(Dataset rows for apps and sites)
++++
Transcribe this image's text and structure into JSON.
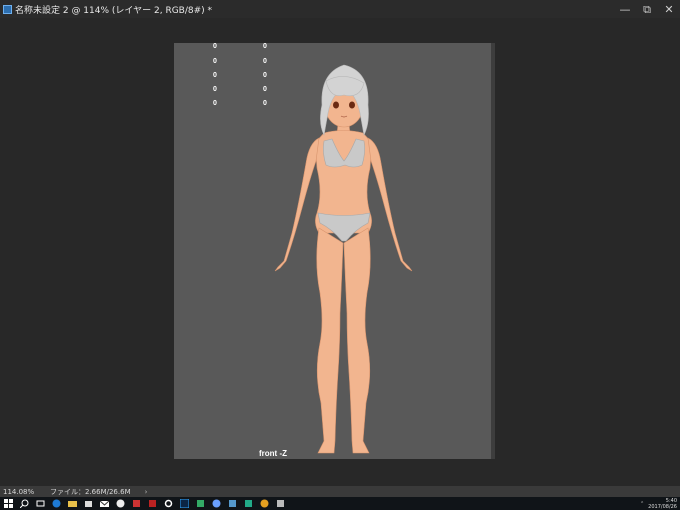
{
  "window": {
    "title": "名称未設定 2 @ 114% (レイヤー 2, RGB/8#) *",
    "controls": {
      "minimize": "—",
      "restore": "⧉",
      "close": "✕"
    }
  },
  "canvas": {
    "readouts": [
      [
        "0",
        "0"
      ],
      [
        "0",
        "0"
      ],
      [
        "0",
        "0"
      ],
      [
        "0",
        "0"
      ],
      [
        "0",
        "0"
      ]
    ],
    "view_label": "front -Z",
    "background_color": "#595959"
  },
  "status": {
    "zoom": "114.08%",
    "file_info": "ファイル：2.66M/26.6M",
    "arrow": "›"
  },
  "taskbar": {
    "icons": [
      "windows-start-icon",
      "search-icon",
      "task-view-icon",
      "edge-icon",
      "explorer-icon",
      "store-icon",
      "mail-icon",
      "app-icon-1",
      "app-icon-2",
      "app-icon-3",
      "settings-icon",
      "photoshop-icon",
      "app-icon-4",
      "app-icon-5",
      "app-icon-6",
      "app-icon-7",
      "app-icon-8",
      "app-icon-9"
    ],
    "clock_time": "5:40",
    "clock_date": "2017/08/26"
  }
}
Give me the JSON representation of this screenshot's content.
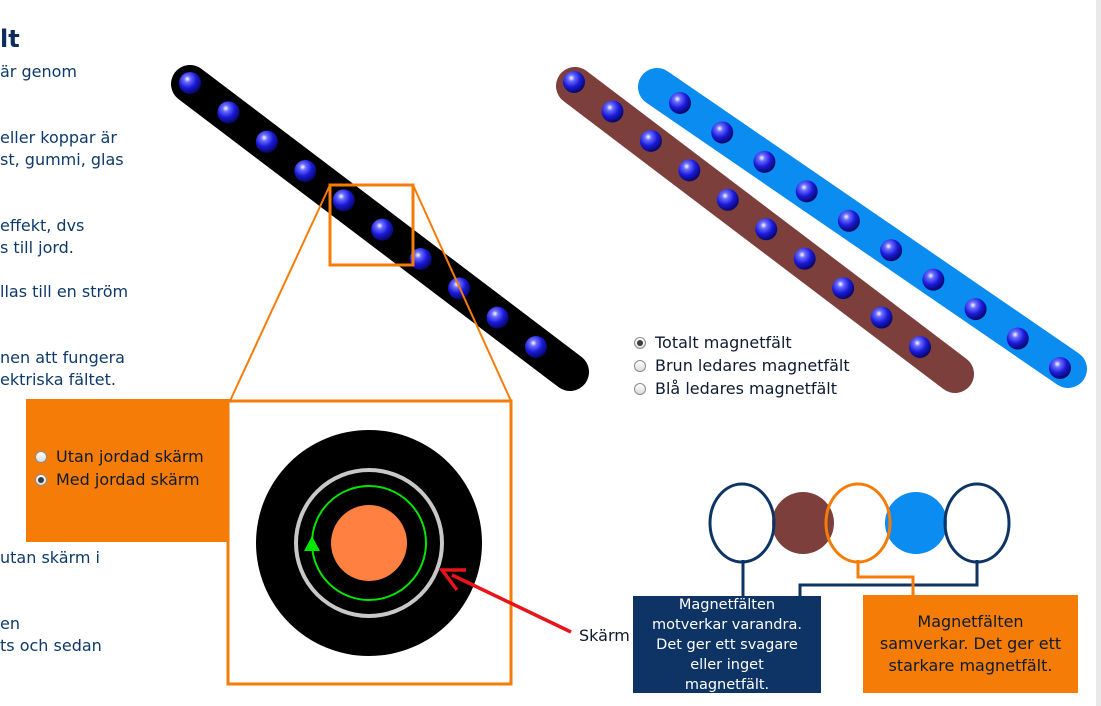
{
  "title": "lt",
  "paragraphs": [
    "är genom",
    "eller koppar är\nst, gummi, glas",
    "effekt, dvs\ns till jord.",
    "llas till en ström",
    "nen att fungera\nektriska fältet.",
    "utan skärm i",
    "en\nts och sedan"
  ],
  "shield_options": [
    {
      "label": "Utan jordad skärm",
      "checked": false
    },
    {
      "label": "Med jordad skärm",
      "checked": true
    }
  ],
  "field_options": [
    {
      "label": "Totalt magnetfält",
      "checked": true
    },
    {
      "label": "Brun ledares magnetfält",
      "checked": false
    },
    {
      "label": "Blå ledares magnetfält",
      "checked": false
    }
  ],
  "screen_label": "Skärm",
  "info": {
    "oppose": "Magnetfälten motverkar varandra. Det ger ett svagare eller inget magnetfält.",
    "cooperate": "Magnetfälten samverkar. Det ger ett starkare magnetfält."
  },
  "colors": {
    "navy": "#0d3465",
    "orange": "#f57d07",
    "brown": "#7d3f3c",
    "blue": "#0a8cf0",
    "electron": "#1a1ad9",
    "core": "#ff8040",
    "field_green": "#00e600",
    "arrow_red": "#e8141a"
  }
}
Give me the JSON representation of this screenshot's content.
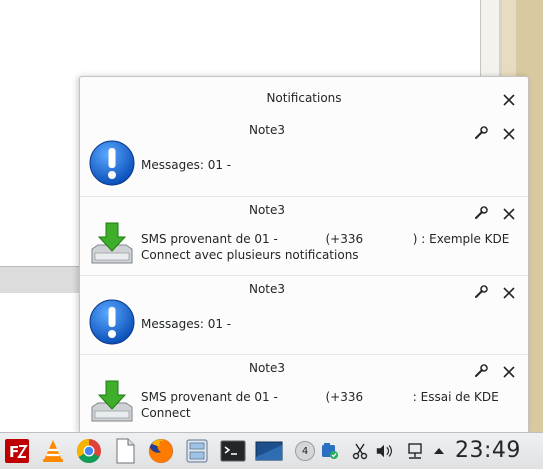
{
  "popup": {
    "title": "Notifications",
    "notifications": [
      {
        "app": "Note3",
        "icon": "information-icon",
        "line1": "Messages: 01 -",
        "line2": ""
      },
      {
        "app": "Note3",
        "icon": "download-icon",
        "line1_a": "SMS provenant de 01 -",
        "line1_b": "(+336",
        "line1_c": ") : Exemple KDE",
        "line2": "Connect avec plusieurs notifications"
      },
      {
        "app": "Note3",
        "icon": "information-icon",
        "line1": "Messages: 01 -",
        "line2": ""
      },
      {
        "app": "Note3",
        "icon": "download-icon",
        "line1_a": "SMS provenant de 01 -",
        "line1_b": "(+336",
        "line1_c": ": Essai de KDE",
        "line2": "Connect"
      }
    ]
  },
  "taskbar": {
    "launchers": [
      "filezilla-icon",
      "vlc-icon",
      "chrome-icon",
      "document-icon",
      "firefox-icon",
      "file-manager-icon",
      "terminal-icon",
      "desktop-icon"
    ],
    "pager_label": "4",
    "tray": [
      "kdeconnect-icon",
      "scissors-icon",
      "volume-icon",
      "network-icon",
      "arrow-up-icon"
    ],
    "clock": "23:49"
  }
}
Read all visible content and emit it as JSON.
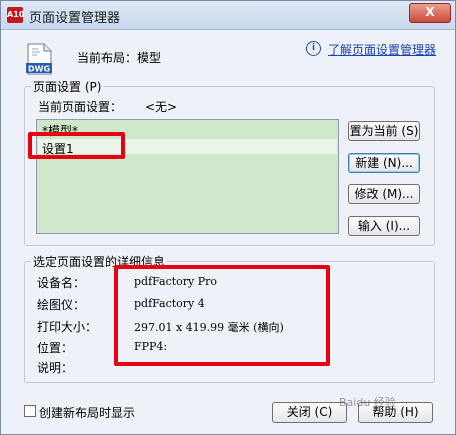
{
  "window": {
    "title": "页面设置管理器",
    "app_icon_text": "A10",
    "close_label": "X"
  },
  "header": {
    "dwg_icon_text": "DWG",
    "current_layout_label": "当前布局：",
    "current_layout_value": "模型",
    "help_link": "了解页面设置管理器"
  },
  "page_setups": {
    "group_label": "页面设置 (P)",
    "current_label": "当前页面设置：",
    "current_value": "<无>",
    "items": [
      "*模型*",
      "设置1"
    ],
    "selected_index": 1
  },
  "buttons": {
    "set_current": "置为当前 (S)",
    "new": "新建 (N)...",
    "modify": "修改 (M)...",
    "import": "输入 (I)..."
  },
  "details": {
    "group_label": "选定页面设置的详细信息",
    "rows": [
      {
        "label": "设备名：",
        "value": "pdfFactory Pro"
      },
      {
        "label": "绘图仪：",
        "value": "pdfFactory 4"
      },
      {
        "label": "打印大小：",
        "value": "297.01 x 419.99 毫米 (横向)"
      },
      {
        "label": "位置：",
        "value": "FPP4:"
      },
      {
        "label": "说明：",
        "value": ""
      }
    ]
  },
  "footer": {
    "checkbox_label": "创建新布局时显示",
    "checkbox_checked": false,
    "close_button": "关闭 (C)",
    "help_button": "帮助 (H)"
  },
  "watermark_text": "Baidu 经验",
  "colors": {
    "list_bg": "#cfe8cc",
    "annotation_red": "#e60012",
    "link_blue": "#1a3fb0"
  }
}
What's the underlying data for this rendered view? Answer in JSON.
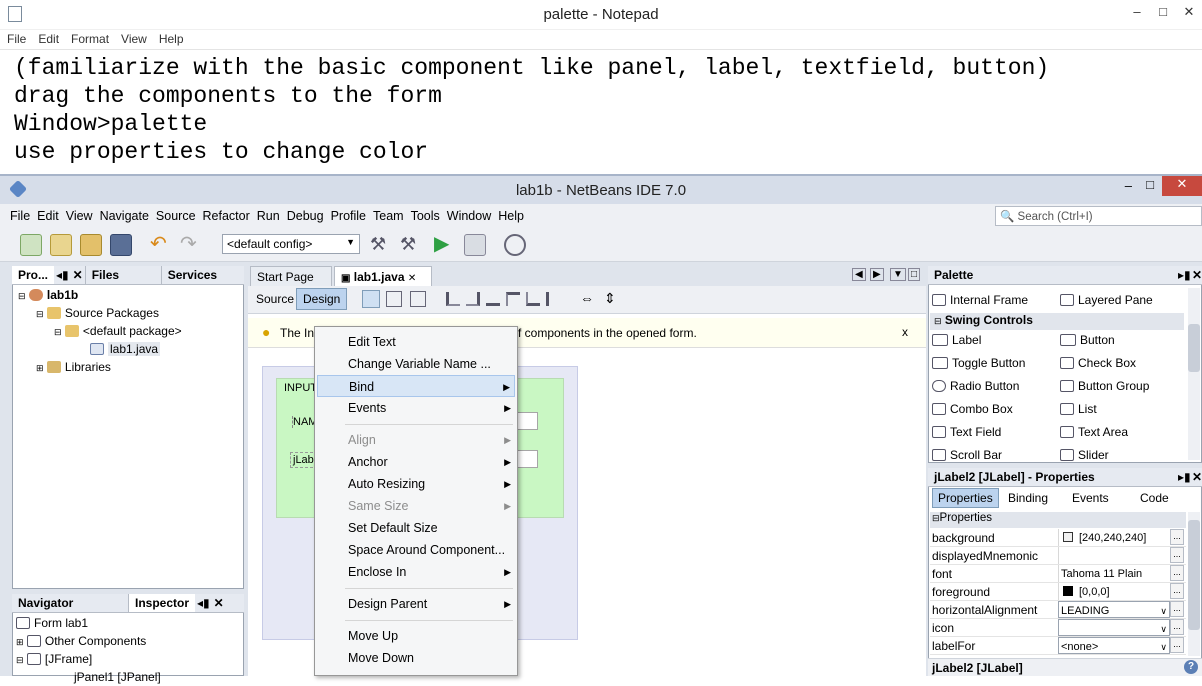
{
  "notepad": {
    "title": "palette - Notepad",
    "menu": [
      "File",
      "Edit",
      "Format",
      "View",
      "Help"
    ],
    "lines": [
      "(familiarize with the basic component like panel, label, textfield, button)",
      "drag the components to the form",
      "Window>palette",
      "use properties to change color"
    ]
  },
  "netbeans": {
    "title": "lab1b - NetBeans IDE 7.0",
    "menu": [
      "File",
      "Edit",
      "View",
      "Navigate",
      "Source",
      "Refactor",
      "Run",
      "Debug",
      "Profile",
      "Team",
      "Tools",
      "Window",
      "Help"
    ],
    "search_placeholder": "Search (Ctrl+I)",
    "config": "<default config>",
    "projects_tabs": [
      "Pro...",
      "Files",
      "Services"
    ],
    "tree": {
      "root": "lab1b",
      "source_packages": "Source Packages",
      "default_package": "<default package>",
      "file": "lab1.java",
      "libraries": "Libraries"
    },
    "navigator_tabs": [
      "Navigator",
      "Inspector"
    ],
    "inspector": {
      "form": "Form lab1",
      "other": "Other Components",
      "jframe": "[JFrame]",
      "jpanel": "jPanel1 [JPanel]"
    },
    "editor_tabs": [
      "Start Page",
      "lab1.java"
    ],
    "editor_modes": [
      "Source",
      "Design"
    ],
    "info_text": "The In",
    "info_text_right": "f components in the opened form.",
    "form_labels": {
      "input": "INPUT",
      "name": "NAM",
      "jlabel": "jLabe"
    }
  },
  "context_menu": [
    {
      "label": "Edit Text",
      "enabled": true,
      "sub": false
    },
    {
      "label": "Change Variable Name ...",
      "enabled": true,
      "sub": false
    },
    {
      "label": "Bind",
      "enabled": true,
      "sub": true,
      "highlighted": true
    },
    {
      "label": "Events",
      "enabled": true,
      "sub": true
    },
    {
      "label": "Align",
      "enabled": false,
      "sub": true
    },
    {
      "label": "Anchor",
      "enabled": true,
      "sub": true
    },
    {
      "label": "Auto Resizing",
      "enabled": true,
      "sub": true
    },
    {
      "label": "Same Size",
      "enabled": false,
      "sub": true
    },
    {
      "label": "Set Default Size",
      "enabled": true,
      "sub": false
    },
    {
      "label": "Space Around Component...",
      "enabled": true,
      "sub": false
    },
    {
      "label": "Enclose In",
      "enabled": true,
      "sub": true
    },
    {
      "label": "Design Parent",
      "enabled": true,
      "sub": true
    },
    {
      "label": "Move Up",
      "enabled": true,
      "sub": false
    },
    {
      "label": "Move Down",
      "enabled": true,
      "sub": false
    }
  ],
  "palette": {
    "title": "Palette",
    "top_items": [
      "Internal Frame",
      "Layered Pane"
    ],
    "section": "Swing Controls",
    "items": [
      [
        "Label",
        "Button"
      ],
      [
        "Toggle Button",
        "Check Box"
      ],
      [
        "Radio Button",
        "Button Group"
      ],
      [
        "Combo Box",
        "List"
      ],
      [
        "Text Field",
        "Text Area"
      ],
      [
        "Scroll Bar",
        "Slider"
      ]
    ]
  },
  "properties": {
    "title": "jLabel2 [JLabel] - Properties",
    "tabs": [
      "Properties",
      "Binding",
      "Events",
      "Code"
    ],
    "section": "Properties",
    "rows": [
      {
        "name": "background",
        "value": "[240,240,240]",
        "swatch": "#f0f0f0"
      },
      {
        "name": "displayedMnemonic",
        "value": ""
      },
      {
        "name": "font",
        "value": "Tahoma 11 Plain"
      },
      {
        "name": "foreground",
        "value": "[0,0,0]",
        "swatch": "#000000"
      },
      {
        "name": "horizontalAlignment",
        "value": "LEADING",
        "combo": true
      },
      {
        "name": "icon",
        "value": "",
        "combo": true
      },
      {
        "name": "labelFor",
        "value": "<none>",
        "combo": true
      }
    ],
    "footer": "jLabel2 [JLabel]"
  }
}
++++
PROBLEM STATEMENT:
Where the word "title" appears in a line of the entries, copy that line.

SOLUTION BELOW:
    "title": "名称未設定 2 @ 114% (レイヤー 2, RGB/8#) *",
  "title": "lt",
    "title": "Notifications",
    "title": "页面设置管理器",
    "title": "palette - Notepad",
    "title": "lab1b - NetBeans IDE 7.0",
    "title": "Palette",
    "title": "jLabel2 [JLabel] - Properties",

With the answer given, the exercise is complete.